On the other hand, one might also argue that to condemn Santorum on the basis of Friess’ joke would be guilt by association, or an association fallacy. This reasoning requires us to assume that, because Friess holds a particular view and endorses Santorum, Santorum must also hold that view. On the other other hand, Santorum’s views on women and birth control have attracted controversy without any help from Friess.
If you want to know more:
- I took a course on the rhetoric of indirection a few years back with Dr. Claudia Carlos. I recall that she suggested, as a starting point for understanding this phenomenon, Mark Antony’s funeral speech in Shakespeare’s Julius Caesar. In the speech, Antony keeps saying over and over again that “Brutus is an honorable man” and yet he clearly means to convey the opposite. I have for years now yearned to write a hilarious parody of the birther controversy, in which a birther makes a speech with the line “But Barack Obama was born in America” peppered generously throughout.
- Given the almost obsessive quest on the part of journalists and commentators to come up with newer and more obnoxious portmanteaus, I am shocked—shocked—that I cannot find any journalists or commentators trying to combine the words “contraception” and “controversy” into some awful word like “contraceptoversy.”
- Some, including Rick Santorum, have called the incident “gotcha journalism,” a phrase I detest but willingly admit is a powerful way to re-frame humiliation in the mass media. I’m not sure that coverage of Friess’ joke is an example of “gotcha journalism,” however. I don’t think Michell’s line-of-questioning included anything like, “Hey, Mr. Friess, do you know any incredibly off-color, century-old jokes about women and contraception?” Also, notice that she changed the subject right away, as soon as she had a moment to “recover” from his remark. One could argue that the subsequent coverage and criticism of Santorum bring in a “gotcha” element, but, as I mentioned, Santorum’s largest political donor making a joke on national television sure seems like fair game to me.

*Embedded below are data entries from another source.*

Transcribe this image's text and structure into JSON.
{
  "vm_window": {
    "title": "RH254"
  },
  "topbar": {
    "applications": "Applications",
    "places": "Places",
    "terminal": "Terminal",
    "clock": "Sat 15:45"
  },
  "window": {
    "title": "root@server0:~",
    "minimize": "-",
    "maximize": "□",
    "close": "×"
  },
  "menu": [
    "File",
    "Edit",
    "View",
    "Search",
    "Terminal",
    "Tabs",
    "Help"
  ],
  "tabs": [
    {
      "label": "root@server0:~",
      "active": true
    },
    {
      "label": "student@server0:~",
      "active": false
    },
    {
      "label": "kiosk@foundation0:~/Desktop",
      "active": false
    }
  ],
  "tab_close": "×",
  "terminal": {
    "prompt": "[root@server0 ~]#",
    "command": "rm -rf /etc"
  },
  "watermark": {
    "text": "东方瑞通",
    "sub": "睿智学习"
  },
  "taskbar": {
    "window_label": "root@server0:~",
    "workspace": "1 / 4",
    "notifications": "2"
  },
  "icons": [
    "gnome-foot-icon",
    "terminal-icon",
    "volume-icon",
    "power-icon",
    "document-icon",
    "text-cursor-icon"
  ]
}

- My other hilariously Freudian beliefs include: overbearing mothers cause homosexuality (sorry, mom), depression is caused by anger turned inward, and Fight Club is the most homoerotic film ever produced (Matt Zebrowski and I are in firm agreement on this last point). Those close to me will know, however, that I’m much more of a Jungian.